“The goal has always been to make electric vehicles affordable for the mass population,” Brendan Jones, Nissan North America director for electric vehicle marketing and infrastructure development, told the industry publication.
GM, of course, is expanding its EV offerings beyond the Volt. The Spark EV is coming to Canadian showrooms this year, for instance. The Spark EV is being marketed as a racy city runabout, not a green machine and that suits Landy perfectly.
Meantime, Audi is readying the launch of its A3 e-tron plug-in hybrid and this year Mercedes-Benz Canada will sell the Smart fortwo EV.
Chrysler’s Fiat partner plans to sell the 500e EV, and Ford already sells plug-in hybrid versions of the C-Max van and Fusion sedan, as well as the Focus EV compact.

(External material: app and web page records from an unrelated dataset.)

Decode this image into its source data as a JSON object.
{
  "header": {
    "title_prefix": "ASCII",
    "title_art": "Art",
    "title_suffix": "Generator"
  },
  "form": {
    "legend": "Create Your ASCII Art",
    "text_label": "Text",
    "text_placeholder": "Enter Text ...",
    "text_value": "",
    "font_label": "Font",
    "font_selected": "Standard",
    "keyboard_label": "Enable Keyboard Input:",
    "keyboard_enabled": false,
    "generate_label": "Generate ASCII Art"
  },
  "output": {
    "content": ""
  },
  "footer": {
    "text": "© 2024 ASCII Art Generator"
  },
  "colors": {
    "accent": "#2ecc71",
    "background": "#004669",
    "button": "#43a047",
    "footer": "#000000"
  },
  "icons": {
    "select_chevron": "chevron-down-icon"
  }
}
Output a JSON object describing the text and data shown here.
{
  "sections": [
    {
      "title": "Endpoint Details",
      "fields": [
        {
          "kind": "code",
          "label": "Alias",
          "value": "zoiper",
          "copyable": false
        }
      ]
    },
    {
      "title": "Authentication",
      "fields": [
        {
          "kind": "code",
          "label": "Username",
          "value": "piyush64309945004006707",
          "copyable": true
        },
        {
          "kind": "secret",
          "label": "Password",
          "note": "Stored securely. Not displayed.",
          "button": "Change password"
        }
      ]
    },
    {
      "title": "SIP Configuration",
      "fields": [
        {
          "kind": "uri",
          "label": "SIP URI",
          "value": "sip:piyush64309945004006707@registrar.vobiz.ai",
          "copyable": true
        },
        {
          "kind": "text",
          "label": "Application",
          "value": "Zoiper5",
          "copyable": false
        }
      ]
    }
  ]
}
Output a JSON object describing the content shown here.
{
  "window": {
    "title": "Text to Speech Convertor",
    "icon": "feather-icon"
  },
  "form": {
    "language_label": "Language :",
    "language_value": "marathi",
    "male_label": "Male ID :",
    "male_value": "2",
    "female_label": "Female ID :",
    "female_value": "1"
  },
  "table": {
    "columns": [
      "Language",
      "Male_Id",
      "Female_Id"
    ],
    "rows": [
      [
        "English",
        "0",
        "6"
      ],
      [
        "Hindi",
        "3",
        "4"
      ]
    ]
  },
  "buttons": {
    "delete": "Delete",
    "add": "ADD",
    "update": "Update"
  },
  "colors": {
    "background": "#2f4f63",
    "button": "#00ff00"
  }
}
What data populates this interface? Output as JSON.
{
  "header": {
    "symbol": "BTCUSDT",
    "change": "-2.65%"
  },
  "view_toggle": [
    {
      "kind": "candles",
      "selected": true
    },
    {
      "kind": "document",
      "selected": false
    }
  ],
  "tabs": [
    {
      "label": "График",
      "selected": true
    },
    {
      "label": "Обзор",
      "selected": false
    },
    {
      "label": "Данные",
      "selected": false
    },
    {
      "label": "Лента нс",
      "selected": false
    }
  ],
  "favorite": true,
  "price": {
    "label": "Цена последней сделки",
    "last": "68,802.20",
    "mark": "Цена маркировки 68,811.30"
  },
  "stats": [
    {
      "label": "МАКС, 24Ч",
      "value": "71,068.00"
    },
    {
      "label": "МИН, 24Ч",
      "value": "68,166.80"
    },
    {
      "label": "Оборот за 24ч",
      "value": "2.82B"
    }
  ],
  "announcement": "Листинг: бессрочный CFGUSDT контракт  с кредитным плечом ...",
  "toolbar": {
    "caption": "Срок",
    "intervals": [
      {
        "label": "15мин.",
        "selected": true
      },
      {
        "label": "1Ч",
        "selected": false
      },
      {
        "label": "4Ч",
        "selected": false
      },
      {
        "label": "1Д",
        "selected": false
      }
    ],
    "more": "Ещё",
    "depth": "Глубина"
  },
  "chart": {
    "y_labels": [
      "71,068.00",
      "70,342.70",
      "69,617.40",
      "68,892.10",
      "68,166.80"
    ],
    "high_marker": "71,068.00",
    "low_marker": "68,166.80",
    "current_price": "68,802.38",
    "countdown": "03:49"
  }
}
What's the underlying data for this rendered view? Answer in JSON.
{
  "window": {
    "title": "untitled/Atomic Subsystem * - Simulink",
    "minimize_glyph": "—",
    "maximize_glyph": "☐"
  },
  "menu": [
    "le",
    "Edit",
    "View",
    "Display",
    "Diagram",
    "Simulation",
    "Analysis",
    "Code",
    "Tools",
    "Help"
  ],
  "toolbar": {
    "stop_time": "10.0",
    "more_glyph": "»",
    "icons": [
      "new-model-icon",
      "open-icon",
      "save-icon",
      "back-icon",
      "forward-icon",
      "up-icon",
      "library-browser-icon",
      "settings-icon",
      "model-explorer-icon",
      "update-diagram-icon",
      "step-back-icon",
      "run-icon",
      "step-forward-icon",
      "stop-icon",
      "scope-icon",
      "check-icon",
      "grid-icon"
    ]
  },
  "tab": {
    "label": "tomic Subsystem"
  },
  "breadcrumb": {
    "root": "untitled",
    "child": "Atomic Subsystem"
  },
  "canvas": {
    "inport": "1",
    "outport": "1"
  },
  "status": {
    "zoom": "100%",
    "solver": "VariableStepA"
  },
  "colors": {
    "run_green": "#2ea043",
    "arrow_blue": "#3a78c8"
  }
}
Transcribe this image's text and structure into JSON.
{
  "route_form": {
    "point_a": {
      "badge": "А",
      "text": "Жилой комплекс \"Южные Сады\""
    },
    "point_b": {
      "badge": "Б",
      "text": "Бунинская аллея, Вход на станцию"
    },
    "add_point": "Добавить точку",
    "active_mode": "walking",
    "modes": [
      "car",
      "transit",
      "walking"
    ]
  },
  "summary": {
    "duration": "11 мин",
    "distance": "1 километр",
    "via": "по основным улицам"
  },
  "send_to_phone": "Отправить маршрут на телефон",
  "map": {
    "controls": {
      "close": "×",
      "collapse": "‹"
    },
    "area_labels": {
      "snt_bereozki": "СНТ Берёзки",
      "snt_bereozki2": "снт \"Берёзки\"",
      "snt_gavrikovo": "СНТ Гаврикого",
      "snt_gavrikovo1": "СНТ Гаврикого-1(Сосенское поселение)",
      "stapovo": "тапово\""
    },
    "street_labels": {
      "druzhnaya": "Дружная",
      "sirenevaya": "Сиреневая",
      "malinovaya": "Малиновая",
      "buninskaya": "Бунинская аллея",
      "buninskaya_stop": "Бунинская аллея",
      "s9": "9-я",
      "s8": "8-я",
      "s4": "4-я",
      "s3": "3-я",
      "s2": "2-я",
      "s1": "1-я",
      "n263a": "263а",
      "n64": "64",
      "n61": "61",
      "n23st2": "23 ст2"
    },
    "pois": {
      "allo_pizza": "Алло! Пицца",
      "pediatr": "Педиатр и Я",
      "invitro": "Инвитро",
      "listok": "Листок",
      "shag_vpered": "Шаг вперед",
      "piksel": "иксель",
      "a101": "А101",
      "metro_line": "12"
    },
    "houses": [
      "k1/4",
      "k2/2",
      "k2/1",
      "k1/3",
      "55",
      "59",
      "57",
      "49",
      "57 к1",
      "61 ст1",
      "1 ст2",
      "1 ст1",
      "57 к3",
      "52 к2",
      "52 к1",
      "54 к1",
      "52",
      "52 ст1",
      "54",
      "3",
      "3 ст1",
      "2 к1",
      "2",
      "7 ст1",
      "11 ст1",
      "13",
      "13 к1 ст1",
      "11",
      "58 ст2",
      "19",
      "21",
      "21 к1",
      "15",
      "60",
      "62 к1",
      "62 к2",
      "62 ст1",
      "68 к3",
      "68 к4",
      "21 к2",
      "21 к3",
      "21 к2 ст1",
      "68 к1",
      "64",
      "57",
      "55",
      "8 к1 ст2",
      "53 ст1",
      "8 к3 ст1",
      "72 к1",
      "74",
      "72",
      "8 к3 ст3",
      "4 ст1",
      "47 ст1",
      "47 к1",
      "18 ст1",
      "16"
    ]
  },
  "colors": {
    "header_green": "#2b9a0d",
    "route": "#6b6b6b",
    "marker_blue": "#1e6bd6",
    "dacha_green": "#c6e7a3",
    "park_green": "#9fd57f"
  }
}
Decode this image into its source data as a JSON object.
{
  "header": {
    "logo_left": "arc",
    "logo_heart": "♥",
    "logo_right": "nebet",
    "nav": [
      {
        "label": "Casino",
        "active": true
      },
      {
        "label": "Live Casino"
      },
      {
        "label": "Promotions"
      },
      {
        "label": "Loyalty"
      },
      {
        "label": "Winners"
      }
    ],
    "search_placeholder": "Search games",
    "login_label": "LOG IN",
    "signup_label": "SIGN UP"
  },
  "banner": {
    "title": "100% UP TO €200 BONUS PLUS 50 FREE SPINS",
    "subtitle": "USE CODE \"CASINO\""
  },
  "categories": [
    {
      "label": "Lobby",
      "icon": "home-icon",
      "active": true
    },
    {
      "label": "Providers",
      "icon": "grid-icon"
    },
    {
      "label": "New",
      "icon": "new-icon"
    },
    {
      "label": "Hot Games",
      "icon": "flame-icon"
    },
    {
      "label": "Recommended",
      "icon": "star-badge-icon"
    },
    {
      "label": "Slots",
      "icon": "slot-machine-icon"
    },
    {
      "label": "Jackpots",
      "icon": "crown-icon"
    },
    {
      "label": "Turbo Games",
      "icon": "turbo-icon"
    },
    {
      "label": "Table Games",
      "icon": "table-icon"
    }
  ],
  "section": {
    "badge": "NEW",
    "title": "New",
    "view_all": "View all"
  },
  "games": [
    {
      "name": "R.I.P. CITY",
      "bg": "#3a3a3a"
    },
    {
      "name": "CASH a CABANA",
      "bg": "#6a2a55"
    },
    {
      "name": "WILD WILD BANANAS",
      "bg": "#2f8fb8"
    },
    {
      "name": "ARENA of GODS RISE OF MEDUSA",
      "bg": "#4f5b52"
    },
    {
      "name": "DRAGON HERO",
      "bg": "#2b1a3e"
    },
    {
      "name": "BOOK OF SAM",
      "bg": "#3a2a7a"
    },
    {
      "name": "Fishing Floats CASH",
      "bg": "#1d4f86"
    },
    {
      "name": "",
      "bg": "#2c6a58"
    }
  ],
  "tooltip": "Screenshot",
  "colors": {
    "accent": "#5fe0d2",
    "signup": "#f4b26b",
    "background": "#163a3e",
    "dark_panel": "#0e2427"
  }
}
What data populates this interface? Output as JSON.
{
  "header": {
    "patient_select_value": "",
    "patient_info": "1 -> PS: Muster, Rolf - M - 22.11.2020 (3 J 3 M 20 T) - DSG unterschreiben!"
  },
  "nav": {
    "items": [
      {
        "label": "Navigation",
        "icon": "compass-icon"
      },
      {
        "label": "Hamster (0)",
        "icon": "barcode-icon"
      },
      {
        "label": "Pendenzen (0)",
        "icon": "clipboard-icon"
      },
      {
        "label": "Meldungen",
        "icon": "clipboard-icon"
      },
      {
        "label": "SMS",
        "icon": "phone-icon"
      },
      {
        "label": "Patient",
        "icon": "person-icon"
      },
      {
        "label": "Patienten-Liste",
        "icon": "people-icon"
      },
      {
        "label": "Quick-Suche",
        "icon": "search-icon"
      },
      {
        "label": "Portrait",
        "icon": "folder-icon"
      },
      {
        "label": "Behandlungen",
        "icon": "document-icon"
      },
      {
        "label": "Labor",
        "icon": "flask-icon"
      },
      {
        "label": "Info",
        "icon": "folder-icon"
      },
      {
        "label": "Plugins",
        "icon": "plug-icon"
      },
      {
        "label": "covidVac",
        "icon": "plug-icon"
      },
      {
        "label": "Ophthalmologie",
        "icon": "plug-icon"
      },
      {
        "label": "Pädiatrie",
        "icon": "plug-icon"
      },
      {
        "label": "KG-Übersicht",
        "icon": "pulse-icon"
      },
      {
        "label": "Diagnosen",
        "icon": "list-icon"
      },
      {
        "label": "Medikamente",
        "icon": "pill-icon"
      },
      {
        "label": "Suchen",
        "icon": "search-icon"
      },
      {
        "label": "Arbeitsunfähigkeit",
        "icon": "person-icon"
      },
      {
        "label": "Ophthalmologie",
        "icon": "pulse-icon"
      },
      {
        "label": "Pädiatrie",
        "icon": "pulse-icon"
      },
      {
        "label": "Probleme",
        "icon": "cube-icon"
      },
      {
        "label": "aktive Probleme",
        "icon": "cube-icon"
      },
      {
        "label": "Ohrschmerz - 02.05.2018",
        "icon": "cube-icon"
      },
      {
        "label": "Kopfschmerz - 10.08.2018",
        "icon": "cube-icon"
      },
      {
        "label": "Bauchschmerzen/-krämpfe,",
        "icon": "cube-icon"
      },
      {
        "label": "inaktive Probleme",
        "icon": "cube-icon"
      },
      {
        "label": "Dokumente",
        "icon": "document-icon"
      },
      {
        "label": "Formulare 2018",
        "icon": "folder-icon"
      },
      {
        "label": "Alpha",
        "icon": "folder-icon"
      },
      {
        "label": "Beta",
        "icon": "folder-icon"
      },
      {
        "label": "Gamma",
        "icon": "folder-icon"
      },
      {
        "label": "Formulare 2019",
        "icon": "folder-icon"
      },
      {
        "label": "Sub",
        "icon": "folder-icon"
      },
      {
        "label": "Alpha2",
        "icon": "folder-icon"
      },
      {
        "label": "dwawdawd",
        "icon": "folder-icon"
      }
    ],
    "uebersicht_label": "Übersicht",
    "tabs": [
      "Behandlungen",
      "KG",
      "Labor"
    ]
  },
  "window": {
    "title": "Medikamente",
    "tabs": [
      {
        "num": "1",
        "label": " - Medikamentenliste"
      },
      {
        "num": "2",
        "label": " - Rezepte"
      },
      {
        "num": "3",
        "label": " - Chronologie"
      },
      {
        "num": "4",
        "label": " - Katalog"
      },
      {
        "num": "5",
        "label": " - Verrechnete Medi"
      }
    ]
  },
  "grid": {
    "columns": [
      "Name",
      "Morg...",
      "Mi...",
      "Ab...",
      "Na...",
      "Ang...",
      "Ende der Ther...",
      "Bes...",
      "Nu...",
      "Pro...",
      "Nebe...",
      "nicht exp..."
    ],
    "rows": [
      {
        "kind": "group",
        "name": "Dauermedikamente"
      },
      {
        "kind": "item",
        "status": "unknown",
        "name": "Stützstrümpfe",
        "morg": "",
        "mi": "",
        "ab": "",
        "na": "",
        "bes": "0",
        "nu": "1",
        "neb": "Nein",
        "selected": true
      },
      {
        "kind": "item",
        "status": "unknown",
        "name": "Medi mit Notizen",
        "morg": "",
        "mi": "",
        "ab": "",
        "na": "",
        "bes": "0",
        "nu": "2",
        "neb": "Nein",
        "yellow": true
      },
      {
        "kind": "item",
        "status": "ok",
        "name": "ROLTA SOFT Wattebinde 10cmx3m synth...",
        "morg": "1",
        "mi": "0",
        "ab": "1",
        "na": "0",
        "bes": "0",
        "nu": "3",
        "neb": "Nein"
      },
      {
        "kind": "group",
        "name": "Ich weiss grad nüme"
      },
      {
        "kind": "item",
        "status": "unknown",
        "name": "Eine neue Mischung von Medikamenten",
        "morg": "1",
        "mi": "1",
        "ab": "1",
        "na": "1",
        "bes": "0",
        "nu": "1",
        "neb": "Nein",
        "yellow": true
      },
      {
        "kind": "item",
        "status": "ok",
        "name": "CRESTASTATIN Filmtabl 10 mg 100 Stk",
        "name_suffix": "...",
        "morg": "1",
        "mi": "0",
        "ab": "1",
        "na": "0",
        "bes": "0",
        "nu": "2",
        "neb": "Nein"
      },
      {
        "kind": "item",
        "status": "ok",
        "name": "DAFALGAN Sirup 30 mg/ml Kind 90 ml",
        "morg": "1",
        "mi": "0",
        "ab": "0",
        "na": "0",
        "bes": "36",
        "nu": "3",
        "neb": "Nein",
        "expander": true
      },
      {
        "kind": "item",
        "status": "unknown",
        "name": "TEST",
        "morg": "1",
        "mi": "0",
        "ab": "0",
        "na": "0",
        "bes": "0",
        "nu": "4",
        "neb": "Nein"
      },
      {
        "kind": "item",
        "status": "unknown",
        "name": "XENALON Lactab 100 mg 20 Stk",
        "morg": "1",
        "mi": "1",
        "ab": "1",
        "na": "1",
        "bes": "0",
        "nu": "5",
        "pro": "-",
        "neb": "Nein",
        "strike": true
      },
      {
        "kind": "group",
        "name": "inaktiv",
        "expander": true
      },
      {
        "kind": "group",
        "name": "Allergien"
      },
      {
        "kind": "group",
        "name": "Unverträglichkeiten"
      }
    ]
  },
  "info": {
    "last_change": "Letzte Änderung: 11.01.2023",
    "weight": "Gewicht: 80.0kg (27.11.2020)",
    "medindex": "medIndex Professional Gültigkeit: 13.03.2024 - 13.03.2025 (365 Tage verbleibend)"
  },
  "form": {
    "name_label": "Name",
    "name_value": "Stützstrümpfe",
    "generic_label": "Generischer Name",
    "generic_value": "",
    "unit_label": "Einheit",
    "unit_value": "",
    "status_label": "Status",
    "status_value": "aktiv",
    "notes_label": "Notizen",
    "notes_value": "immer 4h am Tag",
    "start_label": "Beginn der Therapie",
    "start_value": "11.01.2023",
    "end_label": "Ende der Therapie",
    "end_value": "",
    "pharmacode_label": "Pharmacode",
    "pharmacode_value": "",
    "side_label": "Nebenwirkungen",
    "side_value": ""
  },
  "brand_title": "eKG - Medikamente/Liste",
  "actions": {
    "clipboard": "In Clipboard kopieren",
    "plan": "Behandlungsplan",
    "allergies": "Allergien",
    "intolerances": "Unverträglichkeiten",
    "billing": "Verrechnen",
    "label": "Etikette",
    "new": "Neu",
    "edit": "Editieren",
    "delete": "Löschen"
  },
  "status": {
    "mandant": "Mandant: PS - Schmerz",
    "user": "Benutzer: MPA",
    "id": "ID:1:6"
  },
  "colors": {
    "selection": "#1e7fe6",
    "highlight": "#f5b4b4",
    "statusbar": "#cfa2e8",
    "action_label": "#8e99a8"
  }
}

Mitsubishi has an Outlander plug-in coming next year, the Cadillac ELR plug-in hybrid is on the way, and Honda has a Fit EV and Accord plug-in filling out its product plan.
Coming from Kia and its partner Hyundai are plug-in hybrid versions of the Optima and Sonata, respectively, a Golf EV and plug-in hybrid are being readied by Volkswagen and even Land Rover has plans for a Range Rover plug-in. Land Rover officials hint that we’ll see the latter this September at the Frankfurt motor show.
Yes, BMW has fired a big EV blast and it’s a loud one as EVs struggle to get traction in the market.
But BMW is hardly alone. EVs are real, even if they are not going to be sold in giant numbers for the foreseeable future.